A white machine with a clear segment behind it. The segment is open. On the front of the machine is a small screen, and there are buttons on top.

Philips Respironics Dreamstation APAP

Prior to beginning on NIV, I used the Philips Respironics Dreamstation, an APAP (Automatic Positive Airway Pressure) machine.

While I can’t compare it to other devices, not having used any other CPAP or APAP devices, I found it an effective and user-friendly device.

Advantages

  • Reasonably compact and lightweight
  • Resilient
  • Built in humidifier
  • Quiet
  • Possible to analyse data using sleepyhead to explore what data was held by the machine and how my breathing was changing over time
  • Technologically advanced

Disadvantages

  • No internal battery – needs to be constantly plugged in
  • Only offers CPAP and VPAP/APAP. This means that it offers either one pressure of air, or a pressure of air that changes based on how much is needed to splint the airway open

Given that it is possible to buy travel batteries for CPAP machines, the lack of internal battery doesn’t particularly need to be a problem, but the settings it offers may be an issue.
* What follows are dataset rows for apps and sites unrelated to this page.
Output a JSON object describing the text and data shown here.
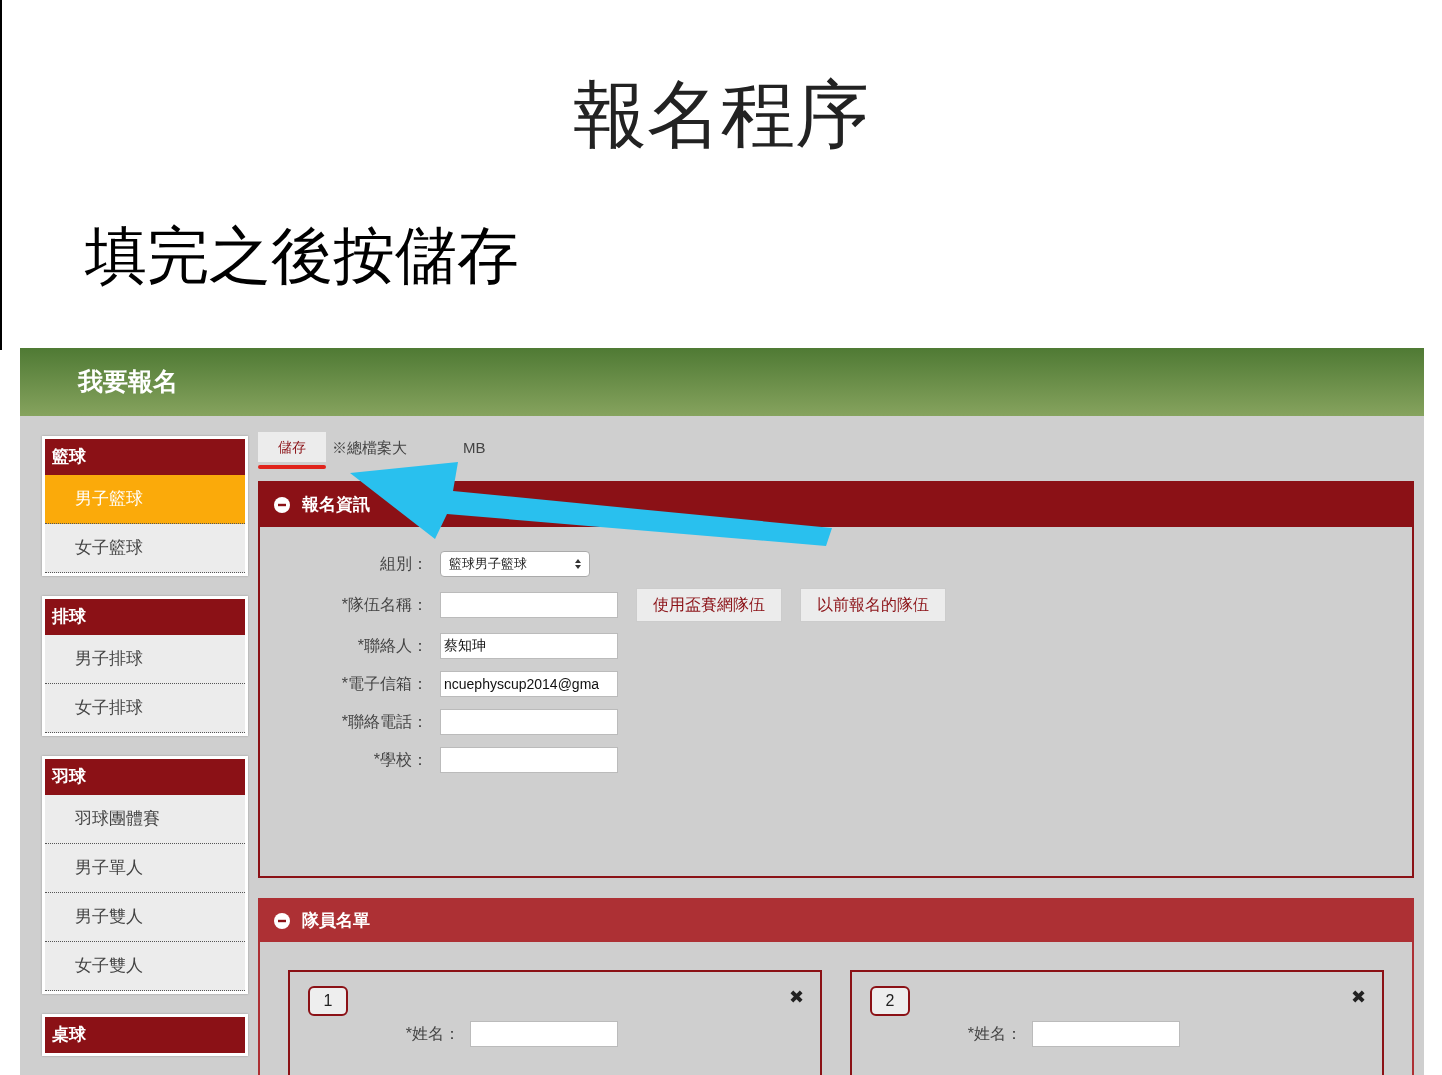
{
  "slide": {
    "title": "報名程序",
    "subtitle": "填完之後按儲存"
  },
  "app": {
    "header": "我要報名",
    "sidebar": [
      {
        "title": "籃球",
        "items": [
          {
            "label": "男子籃球",
            "selected": true
          },
          {
            "label": "女子籃球",
            "selected": false
          }
        ]
      },
      {
        "title": "排球",
        "items": [
          {
            "label": "男子排球",
            "selected": false
          },
          {
            "label": "女子排球",
            "selected": false
          }
        ]
      },
      {
        "title": "羽球",
        "items": [
          {
            "label": "羽球團體賽",
            "selected": false
          },
          {
            "label": "男子單人",
            "selected": false
          },
          {
            "label": "男子雙人",
            "selected": false
          },
          {
            "label": "女子雙人",
            "selected": false
          }
        ]
      },
      {
        "title": "桌球"
      }
    ],
    "toolbar": {
      "save_button": "儲存",
      "note_parts": [
        "※總檔案大",
        "MB"
      ]
    },
    "info_section": {
      "title": "報名資訊",
      "expanded": true,
      "fields": [
        {
          "kind": "select",
          "label": "組別：",
          "value": "籃球男子籃球"
        },
        {
          "kind": "input",
          "label": "*隊伍名稱：",
          "buttons": [
            "使用盃賽網隊伍",
            "以前報名的隊伍"
          ]
        },
        {
          "kind": "input",
          "label": "*聯絡人：",
          "value": "蔡知珅"
        },
        {
          "kind": "input",
          "label": "*電子信箱：",
          "value": "ncuephyscup2014@gma"
        },
        {
          "kind": "input",
          "label": "*聯絡電話："
        },
        {
          "kind": "input",
          "label": "*學校："
        }
      ]
    },
    "members_section": {
      "title": "隊員名單",
      "expanded": true,
      "members": [
        {
          "number": "1",
          "remove": "✖",
          "fields": [
            "*姓名："
          ]
        },
        {
          "number": "2",
          "remove": "✖",
          "fields": [
            "*姓名："
          ]
        }
      ]
    }
  }
}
If your problem is sleep apnea, especially where second to obesity, then machines like this are excellent for providing the minimum air pressure needed to keep you breathing, and modifying it on the go. If your respiratory problems relate to muscle weakness, then machines like this can be dangerous. This is because they make it harder to breathe out carbon dioxide, and it can build up in your bloodstream.
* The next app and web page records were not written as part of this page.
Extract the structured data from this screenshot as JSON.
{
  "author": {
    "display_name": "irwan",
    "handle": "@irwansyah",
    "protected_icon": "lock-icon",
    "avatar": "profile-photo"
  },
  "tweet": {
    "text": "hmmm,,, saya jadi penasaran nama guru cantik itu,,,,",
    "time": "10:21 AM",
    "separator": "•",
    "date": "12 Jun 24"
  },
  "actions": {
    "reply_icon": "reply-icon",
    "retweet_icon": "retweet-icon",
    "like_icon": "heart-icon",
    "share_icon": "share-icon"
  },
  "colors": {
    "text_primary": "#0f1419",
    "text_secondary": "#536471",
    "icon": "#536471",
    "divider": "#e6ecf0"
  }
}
If this is the case, then a machine like the NIPPY (standing for “non-invasive positive pressure ventilator) 3+ might be more appropriate for you than the Respironics machine. I transferred over to a NIPPY and haven’t looked back since.